Work instructions>
Line by line, return the material below exactly as it reads.

Data section>

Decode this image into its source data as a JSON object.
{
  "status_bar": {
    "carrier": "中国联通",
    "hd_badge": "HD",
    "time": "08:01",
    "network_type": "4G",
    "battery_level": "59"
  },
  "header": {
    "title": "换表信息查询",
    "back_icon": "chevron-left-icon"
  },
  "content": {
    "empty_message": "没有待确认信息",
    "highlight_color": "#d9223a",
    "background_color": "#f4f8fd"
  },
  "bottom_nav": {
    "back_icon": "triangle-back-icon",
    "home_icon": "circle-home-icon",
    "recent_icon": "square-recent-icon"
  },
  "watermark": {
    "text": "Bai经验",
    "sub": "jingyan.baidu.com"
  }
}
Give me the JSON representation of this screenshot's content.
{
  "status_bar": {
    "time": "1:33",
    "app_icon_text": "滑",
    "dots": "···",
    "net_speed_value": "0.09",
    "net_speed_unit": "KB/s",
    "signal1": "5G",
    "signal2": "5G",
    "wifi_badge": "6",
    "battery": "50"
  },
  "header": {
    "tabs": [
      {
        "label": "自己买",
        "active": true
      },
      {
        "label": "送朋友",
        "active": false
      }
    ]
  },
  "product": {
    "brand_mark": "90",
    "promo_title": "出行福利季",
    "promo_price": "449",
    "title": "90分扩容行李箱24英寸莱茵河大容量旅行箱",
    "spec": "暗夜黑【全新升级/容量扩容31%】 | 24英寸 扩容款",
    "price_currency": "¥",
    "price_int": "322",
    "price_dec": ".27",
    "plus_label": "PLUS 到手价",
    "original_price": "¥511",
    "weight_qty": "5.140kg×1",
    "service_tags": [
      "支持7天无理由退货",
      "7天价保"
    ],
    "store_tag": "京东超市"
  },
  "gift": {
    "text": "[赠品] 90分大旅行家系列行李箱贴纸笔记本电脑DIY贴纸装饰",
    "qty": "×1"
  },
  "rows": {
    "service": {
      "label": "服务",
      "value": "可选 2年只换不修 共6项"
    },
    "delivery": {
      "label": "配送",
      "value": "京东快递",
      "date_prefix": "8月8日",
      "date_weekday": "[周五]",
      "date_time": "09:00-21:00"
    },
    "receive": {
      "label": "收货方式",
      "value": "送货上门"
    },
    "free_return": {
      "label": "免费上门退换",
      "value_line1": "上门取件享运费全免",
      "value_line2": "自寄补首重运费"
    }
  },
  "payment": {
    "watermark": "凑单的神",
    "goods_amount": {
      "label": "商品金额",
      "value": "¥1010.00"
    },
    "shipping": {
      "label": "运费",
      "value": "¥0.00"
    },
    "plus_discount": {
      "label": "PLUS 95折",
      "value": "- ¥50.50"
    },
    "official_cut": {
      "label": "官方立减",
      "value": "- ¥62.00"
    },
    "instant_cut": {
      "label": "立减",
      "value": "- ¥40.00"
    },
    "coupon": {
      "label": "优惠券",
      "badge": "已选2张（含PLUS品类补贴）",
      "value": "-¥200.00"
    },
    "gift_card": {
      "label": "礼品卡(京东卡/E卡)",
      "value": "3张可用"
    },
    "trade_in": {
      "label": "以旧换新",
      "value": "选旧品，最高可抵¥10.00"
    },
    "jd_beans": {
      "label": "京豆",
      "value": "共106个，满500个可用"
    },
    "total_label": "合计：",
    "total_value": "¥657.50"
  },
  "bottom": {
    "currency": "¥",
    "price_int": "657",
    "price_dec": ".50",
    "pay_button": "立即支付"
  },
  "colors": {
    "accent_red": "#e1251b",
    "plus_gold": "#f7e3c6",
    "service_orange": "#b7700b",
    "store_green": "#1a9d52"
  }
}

Solved problem>
Decode this image into its source data as a JSON object.
{
  "status_bar": {
    "carrier": "中国联通",
    "hd_badge": "HD",
    "time": "08:01",
    "network_type": "4G",
    "battery_level": "59"
  },
  "header": {
    "title": "换表信息查询",
    "back_icon": "chevron-left-icon"
  },
  "content": {
    "empty_message": "没有待确认信息",
    "highlight_color": "#d9223a",
    "background_color": "#f4f8fd"
  },
  "bottom_nav": {
    "back_icon": "triangle-back-icon",
    "home_icon": "circle-home-icon",
    "recent_icon": "square-recent-icon"
  },
  "watermark": {
    "text": "Bai经验",
    "sub": "jingyan.baidu.com"
  }
}
Give me the JSON representation of this screenshot's content.
{
  "status_bar": {
    "time": "1:33",
    "app_icon_text": "滑",
    "dots": "···",
    "net_speed_value": "0.09",
    "net_speed_unit": "KB/s",
    "signal1": "5G",
    "signal2": "5G",
    "wifi_badge": "6",
    "battery": "50"
  },
  "header": {
    "tabs": [
      {
        "label": "自己买",
        "active": true
      },
      {
        "label": "送朋友",
        "active": false
      }
    ]
  },
  "product": {
    "brand_mark": "90",
    "promo_title": "出行福利季",
    "promo_price": "449",
    "title": "90分扩容行李箱24英寸莱茵河大容量旅行箱",
    "spec": "暗夜黑【全新升级/容量扩容31%】 | 24英寸 扩容款",
    "price_currency": "¥",
    "price_int": "322",
    "price_dec": ".27",
    "plus_label": "PLUS 到手价",
    "original_price": "¥511",
    "weight_qty": "5.140kg×1",
    "service_tags": [
      "支持7天无理由退货",
      "7天价保"
    ],
    "store_tag": "京东超市"
  },
  "gift": {
    "text": "[赠品] 90分大旅行家系列行李箱贴纸笔记本电脑DIY贴纸装饰",
    "qty": "×1"
  },
  "rows": {
    "service": {
      "label": "服务",
      "value": "可选 2年只换不修 共6项"
    },
    "delivery": {
      "label": "配送",
      "value": "京东快递",
      "date_prefix": "8月8日",
      "date_weekday": "[周五]",
      "date_time": "09:00-21:00"
    },
    "receive": {
      "label": "收货方式",
      "value": "送货上门"
    },
    "free_return": {
      "label": "免费上门退换",
      "value_line1": "上门取件享运费全免",
      "value_line2": "自寄补首重运费"
    }
  },
  "payment": {
    "watermark": "凑单的神",
    "goods_amount": {
      "label": "商品金额",
      "value": "¥1010.00"
    },
    "shipping": {
      "label": "运费",
      "value": "¥0.00"
    },
    "plus_discount": {
      "label": "PLUS 95折",
      "value": "- ¥50.50"
    },
    "official_cut": {
      "label": "官方立减",
      "value": "- ¥62.00"
    },
    "instant_cut": {
      "label": "立减",
      "value": "- ¥40.00"
    },
    "coupon": {
      "label": "优惠券",
      "badge": "已选2张（含PLUS品类补贴）",
      "value": "-¥200.00"
    },
    "gift_card": {
      "label": "礼品卡(京东卡/E卡)",
      "value": "3张可用"
    },
    "trade_in": {
      "label": "以旧换新",
      "value": "选旧品，最高可抵¥10.00"
    },
    "jd_beans": {
      "label": "京豆",
      "value": "共106个，满500个可用"
    },
    "total_label": "合计：",
    "total_value": "¥657.50"
  },
  "bottom": {
    "currency": "¥",
    "price_int": "657",
    "price_dec": ".50",
    "pay_button": "立即支付"
  },
  "colors": {
    "accent_red": "#e1251b",
    "plus_gold": "#f7e3c6",
    "service_orange": "#b7700b",
    "store_green": "#1a9d52"
  }
}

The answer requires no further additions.